What you have to do. Your task is to restate word for word the lines in the material below, from the one with "Read all visible content and emit it as JSON." up to and including the one with "Extract the structured". Do not carry over the pictures.

--- Input Enclosed Below ---

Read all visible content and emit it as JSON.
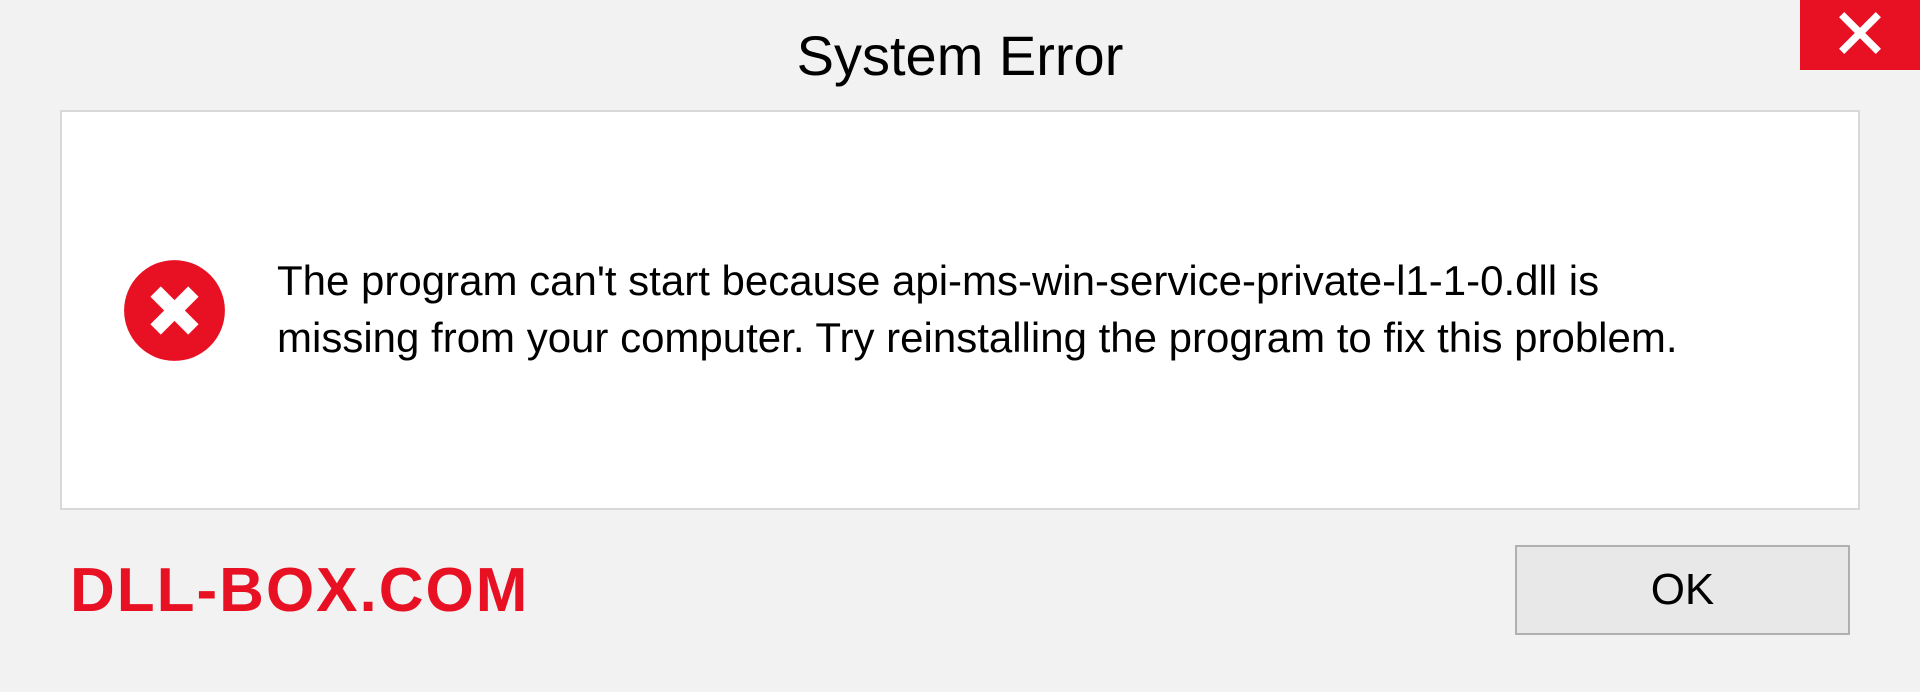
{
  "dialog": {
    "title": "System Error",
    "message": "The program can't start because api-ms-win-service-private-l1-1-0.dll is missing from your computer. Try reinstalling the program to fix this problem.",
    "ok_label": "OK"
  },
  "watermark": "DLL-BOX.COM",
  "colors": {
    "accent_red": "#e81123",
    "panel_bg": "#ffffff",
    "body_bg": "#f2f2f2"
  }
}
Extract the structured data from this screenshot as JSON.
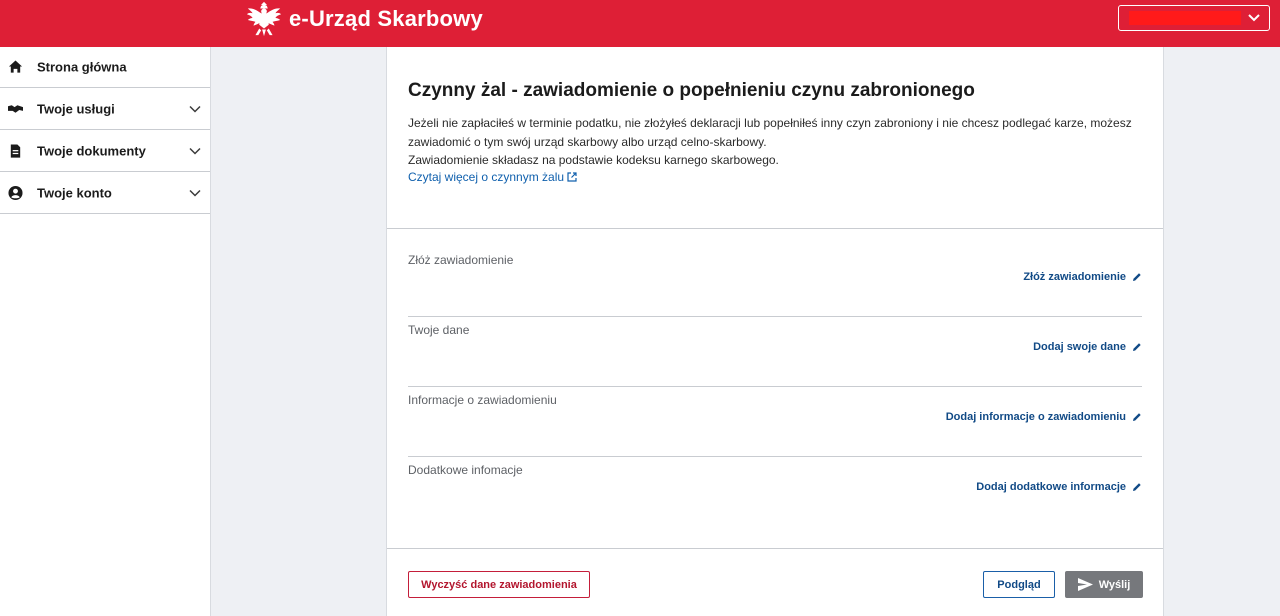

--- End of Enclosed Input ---
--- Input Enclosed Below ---

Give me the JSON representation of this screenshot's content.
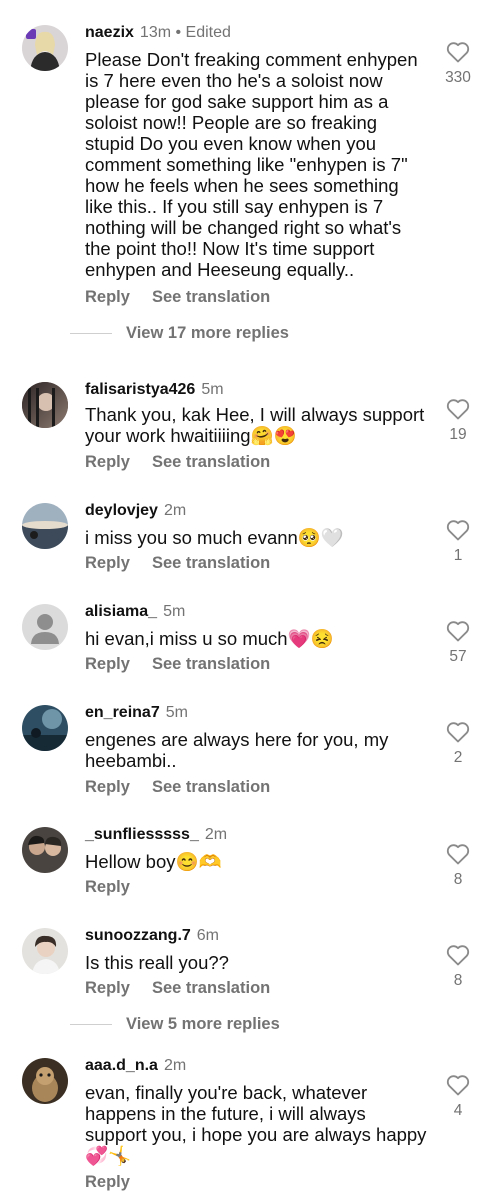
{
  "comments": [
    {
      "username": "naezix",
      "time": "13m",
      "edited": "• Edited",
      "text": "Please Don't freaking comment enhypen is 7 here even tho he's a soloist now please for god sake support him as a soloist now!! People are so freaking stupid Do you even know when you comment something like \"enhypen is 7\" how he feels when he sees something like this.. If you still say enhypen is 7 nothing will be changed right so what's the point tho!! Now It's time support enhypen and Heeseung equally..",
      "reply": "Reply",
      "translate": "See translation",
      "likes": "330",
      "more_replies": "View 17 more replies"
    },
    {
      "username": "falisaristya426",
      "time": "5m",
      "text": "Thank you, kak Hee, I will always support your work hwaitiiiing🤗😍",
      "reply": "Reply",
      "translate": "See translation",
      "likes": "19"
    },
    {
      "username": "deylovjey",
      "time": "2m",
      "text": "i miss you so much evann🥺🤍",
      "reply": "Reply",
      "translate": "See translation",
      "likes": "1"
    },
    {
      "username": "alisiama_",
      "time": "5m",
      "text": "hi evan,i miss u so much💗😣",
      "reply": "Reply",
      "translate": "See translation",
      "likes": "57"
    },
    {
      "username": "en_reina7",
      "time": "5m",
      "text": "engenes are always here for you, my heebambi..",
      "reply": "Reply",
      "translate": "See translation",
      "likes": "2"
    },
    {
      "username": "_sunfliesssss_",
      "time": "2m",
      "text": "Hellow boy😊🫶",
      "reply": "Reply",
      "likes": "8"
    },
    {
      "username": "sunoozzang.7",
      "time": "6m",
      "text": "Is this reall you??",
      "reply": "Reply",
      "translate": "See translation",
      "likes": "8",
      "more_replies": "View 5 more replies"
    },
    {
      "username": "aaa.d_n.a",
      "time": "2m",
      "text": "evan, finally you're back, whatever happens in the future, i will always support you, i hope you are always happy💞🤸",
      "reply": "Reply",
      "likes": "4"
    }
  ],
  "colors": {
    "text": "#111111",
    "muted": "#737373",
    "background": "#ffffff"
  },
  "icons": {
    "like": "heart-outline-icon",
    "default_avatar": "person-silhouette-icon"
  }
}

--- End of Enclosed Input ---

Answer section.
Read all visible content and emit it as JSON.
{
  "dialog": {
    "title": "System Error",
    "message": "The program can't start because api-ms-win-service-private-l1-1-0.dll is missing from your computer. Try reinstalling the program to fix this problem.",
    "ok_label": "OK"
  },
  "watermark": "DLL-BOX.COM",
  "colors": {
    "accent_red": "#e81123",
    "panel_bg": "#ffffff",
    "body_bg": "#f2f2f2"
  }
}
Extract the structured data from this screenshot as JSON.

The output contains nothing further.